The reward will have until the 21 millionth bitcoin is mined. Those most heavily invested in Bitcoin have been aware of the forthcoming event, which could tame the effect the halving has on prices.

The Price

On social media and in forums, bitcoiners celebrate the possibility of a price increase. In reality, anything is possible. The halving does portend a certain degree of uncertainty; however, the 2012 example demonstrates a steep price increase in the months following. Assuming the vector of Bitcoin is progressing faster, then it might be mere weeks before price repercussions are felt. 
The price of Bitcoin before the first block reward halving from 50 BTC to 25 BTC in 2012 was $12.65. A year later it reached nearly $1,300. If the same price action is to be expected, that places Bitcoin at $65,000 per coin in August of next year. 
The next halving is predicted to take place sometime around late 2019 or early 2020.
Headlines throughout the internet will push their various narratives. They will pedal panic, concern and also promote Bitcoin as if it were a Ponzi scheme. Bitcoin, an experiment, faces uncertain ground amid the Bitcoin halving, certainly. But, there’s no reason to make drastic decisions.
If digital currencies are something that interests you, then experimenting with it as well can help you understand use cases. You might even make money along the way. But the future of Bitcoin is as uncertain as its rocky past has been. Through it all, the price has remained true to the nature of the deflationary coding.
That is made clear on social media and price charts. Bitcoin fell $100 in a day in late June.
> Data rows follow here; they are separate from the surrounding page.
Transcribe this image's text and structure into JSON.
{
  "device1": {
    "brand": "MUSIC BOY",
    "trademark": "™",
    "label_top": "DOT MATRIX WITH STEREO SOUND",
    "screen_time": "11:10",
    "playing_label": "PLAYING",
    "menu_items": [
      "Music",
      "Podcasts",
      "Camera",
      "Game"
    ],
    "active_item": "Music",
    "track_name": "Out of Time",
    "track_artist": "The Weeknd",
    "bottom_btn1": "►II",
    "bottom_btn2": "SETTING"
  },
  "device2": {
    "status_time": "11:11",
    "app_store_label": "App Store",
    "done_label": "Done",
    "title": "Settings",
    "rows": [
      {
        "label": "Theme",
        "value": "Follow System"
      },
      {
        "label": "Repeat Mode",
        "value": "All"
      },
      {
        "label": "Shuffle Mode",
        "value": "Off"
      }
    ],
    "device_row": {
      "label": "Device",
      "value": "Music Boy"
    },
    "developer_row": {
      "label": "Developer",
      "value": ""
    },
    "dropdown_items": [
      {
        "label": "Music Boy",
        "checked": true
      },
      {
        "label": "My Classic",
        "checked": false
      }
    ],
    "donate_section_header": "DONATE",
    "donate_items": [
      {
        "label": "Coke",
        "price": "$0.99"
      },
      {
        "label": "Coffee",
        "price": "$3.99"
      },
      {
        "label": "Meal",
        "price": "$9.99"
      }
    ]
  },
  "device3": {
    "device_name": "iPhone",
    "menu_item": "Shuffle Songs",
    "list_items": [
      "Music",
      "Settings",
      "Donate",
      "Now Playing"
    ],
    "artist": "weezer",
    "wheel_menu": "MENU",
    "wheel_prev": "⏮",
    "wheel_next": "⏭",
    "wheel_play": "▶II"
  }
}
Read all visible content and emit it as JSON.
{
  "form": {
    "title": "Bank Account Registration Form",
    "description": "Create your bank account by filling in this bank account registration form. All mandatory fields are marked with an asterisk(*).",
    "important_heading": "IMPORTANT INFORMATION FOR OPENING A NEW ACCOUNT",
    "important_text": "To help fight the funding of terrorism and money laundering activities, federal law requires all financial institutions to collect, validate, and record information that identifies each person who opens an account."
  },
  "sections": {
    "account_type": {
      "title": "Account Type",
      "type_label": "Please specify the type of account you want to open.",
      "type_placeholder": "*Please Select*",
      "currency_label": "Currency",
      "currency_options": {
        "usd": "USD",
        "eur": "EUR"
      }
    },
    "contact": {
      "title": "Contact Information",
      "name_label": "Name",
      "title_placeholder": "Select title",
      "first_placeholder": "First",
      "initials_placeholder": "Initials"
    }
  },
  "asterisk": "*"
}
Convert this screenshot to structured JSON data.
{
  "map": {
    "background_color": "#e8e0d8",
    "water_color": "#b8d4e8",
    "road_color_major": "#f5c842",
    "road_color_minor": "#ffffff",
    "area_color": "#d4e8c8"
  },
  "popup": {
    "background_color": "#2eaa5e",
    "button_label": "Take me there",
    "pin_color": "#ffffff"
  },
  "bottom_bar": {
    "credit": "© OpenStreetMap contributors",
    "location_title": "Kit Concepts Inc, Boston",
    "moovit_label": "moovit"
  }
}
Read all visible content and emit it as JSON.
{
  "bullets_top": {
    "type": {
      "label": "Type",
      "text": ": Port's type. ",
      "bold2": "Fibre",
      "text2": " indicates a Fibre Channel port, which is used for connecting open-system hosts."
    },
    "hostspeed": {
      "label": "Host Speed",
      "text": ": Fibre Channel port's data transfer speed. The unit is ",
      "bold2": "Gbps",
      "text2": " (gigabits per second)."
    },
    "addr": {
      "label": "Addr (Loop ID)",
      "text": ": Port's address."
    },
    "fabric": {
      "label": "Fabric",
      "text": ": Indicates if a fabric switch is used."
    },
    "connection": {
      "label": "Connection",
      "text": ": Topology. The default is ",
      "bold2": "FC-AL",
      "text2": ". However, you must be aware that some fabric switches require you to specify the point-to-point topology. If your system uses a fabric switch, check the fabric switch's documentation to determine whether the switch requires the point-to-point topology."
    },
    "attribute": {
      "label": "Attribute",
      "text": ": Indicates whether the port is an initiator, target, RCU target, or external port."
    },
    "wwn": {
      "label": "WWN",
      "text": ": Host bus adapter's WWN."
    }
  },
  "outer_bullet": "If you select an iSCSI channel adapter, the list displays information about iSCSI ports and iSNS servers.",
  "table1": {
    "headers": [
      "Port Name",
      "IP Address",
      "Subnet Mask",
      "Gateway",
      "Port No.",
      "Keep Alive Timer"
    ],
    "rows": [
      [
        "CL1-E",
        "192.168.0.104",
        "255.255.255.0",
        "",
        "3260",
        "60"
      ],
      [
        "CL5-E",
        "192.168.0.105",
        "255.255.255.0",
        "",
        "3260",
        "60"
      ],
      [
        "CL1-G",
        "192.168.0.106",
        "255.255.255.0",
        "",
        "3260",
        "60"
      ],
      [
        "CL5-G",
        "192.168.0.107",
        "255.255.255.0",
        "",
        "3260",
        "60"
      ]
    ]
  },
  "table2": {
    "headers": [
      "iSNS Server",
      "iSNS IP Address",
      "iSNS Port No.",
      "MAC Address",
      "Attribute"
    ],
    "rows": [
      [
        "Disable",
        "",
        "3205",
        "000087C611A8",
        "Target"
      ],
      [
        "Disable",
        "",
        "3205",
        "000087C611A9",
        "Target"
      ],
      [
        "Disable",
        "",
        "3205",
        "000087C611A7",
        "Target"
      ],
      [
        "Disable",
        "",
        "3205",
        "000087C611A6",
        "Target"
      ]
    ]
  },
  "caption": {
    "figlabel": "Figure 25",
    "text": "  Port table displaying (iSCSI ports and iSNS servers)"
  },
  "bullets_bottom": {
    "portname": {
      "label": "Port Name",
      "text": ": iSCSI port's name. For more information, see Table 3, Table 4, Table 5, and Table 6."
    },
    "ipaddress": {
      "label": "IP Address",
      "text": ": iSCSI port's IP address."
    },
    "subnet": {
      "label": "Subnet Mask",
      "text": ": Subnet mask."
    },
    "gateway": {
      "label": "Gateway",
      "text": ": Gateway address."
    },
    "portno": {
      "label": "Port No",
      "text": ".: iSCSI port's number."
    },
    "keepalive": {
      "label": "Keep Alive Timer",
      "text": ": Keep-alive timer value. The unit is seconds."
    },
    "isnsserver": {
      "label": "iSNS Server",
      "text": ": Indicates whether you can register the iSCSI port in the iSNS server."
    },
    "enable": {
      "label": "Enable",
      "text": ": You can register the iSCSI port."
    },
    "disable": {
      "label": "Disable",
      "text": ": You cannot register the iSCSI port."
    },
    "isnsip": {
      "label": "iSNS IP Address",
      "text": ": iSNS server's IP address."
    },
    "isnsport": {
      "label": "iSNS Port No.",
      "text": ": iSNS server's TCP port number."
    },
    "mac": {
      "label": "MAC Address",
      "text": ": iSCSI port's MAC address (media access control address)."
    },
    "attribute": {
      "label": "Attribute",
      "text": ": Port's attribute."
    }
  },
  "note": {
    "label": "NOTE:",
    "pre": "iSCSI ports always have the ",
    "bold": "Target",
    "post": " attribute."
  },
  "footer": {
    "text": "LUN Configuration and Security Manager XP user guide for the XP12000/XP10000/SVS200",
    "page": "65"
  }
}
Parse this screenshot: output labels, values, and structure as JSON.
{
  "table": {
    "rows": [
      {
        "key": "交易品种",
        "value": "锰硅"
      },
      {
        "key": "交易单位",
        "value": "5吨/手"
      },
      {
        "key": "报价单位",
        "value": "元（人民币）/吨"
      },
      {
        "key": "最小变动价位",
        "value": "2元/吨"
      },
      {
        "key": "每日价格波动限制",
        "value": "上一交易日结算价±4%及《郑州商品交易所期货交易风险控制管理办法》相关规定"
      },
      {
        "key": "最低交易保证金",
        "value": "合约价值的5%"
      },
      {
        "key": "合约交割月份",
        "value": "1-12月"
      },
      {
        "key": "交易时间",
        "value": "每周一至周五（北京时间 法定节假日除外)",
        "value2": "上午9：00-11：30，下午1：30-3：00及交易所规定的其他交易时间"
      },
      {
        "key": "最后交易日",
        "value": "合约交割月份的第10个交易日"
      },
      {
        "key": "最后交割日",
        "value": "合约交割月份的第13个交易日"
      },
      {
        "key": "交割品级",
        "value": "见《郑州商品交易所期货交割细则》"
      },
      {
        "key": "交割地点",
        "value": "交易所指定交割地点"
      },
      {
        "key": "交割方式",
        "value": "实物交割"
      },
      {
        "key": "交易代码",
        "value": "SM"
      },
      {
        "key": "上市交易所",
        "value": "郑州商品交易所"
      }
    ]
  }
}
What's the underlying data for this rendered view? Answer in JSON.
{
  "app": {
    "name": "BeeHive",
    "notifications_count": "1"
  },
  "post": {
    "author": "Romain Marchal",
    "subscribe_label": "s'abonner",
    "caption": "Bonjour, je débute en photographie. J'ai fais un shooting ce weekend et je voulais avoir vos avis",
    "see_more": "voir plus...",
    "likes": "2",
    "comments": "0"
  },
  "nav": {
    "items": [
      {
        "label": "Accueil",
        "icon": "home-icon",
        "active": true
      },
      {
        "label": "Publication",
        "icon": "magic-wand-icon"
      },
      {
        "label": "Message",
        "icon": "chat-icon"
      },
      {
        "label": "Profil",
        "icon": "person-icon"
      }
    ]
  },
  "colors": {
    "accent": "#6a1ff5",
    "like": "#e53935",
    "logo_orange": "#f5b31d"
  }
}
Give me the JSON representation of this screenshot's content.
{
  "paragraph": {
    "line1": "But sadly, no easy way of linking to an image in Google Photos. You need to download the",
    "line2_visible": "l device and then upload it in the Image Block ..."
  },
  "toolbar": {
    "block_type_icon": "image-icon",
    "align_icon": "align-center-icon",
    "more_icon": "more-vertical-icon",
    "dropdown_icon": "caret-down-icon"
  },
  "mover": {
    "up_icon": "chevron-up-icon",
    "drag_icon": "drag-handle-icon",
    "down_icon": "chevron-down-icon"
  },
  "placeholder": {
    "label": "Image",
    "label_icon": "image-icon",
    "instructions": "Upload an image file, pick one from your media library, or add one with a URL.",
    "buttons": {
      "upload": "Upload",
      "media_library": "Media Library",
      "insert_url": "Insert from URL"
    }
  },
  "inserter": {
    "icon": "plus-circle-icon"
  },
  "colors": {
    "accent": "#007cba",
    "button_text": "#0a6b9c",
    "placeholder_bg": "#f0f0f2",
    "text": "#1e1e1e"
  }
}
The Bitcoin price the day of and after the halving is uncertain. Looking to 2012 to demonstrate what to expect also leaves something to be desired. The crypto-currency has changed a lot since that time. A lot has happened since the Bitcoin halving in 2012. Most of Bitcoin’s history has unfolded since then.